SAVANNAH, Ga. — The Southeast Regional Fruit and Vegetable Conference, featuring seminars on the Affordable Care Act and food safety, attracted a record number of attendees.

More than 3,100 growers attended the Jan. 9-11 show, co-sponsored by the LaGrange-based Georgia Fruit & Vegetable Growers Association, said Charles Hall, executive director.

At a Jan. 9 safety session, David Gombas, senior vice president of food safety and technology for the Washington, D.C.-based United Fresh Produce Association, updated growers on the Food Safety Modernization Act’s proposed food safety rule.

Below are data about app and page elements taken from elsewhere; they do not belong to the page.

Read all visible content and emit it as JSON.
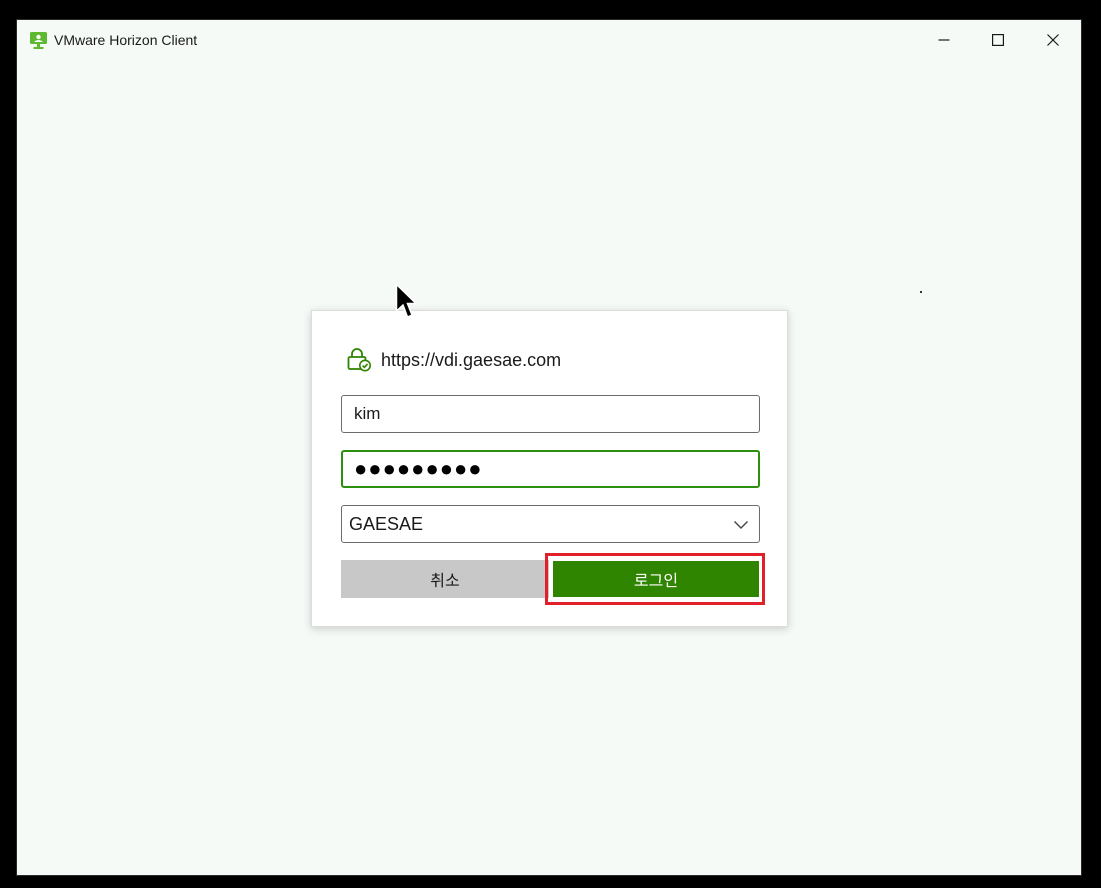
{
  "window": {
    "title": "VMware Horizon Client",
    "controls": {
      "minimize": "minimize-icon",
      "maximize": "maximize-icon",
      "close": "close-icon"
    }
  },
  "login_dialog": {
    "server_url": "https://vdi.gaesae.com",
    "username": "kim",
    "password_mask": "●●●●●●●●●",
    "domain": "GAESAE",
    "cancel_label": "취소",
    "login_label": "로그인"
  },
  "colors": {
    "accent_green": "#2f8400",
    "focus_border": "#2d8f0f",
    "highlight_red": "#e0202a",
    "cancel_gray": "#c8c8c8"
  }
}
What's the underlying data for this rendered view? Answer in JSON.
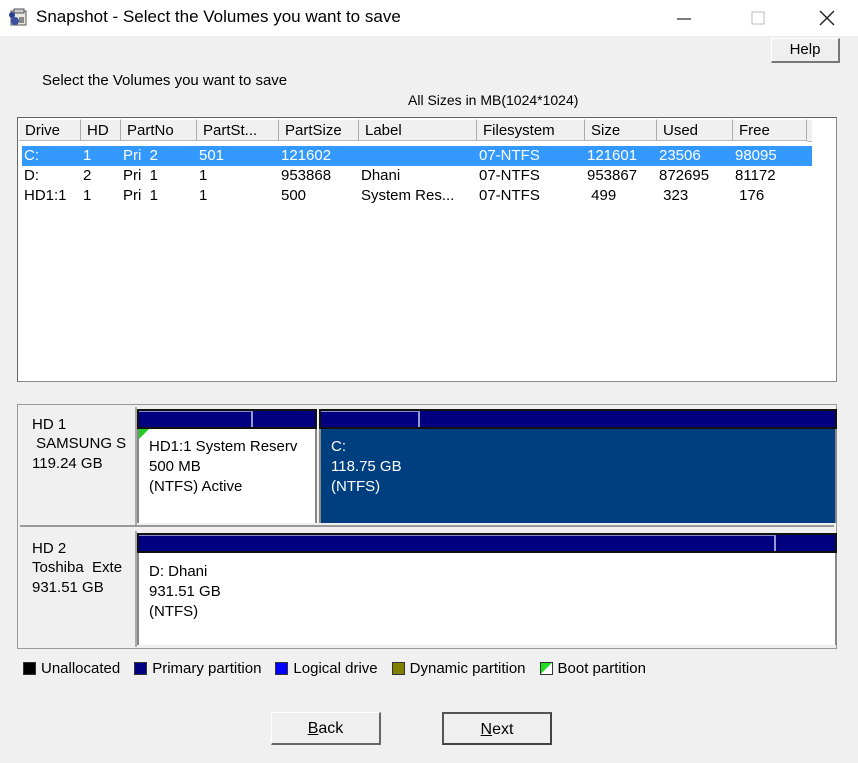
{
  "window": {
    "title": "Snapshot - Select the Volumes you want to save",
    "icon": "snapshot-app-icon",
    "controls": {
      "minimize": "—",
      "maximize": "☐",
      "close": "✕"
    }
  },
  "help_label": "Help",
  "intro_text": "Select the Volumes you want to save",
  "sizes_note": "All Sizes in MB(1024*1024)",
  "volume_list": {
    "columns": [
      "Drive",
      "HD",
      "PartNo",
      "PartSt...",
      "PartSize",
      "Label",
      "Filesystem",
      "Size",
      "Used",
      "Free"
    ],
    "rows": [
      {
        "drive": "C:",
        "hd": "1",
        "partno": "Pri  2",
        "partstart": "501",
        "partsize": "121602",
        "label": "",
        "filesystem": "07-NTFS",
        "size": "121601",
        "used": "23506",
        "free": "98095",
        "selected": true
      },
      {
        "drive": "D:",
        "hd": "2",
        "partno": "Pri  1",
        "partstart": "1",
        "partsize": "953868",
        "label": "Dhani",
        "filesystem": "07-NTFS",
        "size": "953867",
        "used": "872695",
        "free": "81172",
        "selected": false
      },
      {
        "drive": "HD1:1",
        "hd": "1",
        "partno": "Pri  1",
        "partstart": "1",
        "partsize": "500",
        "label": "System Res...",
        "filesystem": "07-NTFS",
        "size": " 499",
        "used": " 323",
        "free": " 176",
        "selected": false
      }
    ]
  },
  "disks": [
    {
      "name": "HD 1",
      "model": " SAMSUNG S",
      "capacity": "119.24 GB",
      "partitions": [
        {
          "line1": "HD1:1 System Reserv",
          "line2": "500 MB",
          "line3": "(NTFS) Active",
          "used_fraction": 0.646,
          "boot": true,
          "selected": false
        },
        {
          "line1": "C:",
          "line2": "118.75 GB",
          "line3": "(NTFS)",
          "used_fraction": 0.193,
          "boot": false,
          "selected": true
        }
      ]
    },
    {
      "name": "HD 2",
      "model": "Toshiba  Exte",
      "capacity": "931.51 GB",
      "partitions": [
        {
          "line1": "D: Dhani",
          "line2": "931.51 GB",
          "line3": "(NTFS)",
          "used_fraction": 0.915,
          "boot": false,
          "selected": false
        }
      ]
    }
  ],
  "legend": [
    {
      "label": "Unallocated",
      "color": "#000000"
    },
    {
      "label": "Primary partition",
      "color": "#000080"
    },
    {
      "label": "Logical drive",
      "color": "#0000ff"
    },
    {
      "label": "Dynamic partition",
      "color": "#808000"
    },
    {
      "label": "Boot partition",
      "color": "boot"
    }
  ],
  "buttons": {
    "back": {
      "mnemonic": "B",
      "rest": "ack"
    },
    "next": {
      "mnemonic": "N",
      "rest": "ext"
    }
  },
  "colors": {
    "selection": "#3399ff",
    "selected_partition": "#003f7f",
    "primary_bar": "#000080",
    "boot_flag": "#22cc22"
  }
}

“It’s an evolving topic and every year we see something different coming out of the (Food and Drug Administration),” he said. “Even though the comment period is closed now, the changes will continue. It’s important for the industry to stay engaged and be aware of what’s being recommended, suggested and what will come out in the final rule.”

Amy Philpott, with Washington, D.C.-based Watson Green communications firm, said a crisis is not the time to engage in crisis planning.

Southeast show focuses on food safety, sustainabilityShe cited some recent recalls, including the Shafter, Calif.-based Bidart Bros.’ recall of all its granny smith and gala apples.

“Up until Jensen Farms in 2011, farmers in general were kind of left out of the publicity,” Philpott said. “They may have run into an FDA investigator coming onto the farm, but generally they weren’t brought into it too much as it was the brand owner that took on the responsibility.

“That has changed. As we’re seeing with the apple recall, it’s going back to the farm,” she said. “The FDA is now more often going back to the farm.”

In a session on sustainability, Nikki Rodoni, the former sustainability director for Oxnard, Calif.-based Gills Onions/Rio Farms and the founding principal of Salinas, Calif.-based Measure To Improve LLC consultancy, said the concept of sustainability includes a balance between people, planets and profits.

“When you mention sustainability, some people only think of the environmental side of things, but it really includes the profit and the people as well,” she said. “It’s a way to run a business efficiently and bottom line, if it isn’t profitable, it isn’t sustainable.”

In another session, Lorrie Merker, the vice president of grower relations for Grand Junction, Mich.-based MBG Marketing, a co-owner of Naturipe Farms LLC, discussed social accountability in produce operations.

“When we started our program five years ago, social accountability was a new thing,” she said. “Today, it’s an expectation. The customers we’re dealing with it mandate it.”

The show was co-sponsored by the Columbia-based South Carolina Peach Council and also featured educational sessions that covered business development, blueberries, blackberries, raspberries, strawberries, peaches, watermelons, Vidalia onions, vegetables, muscadines and organics.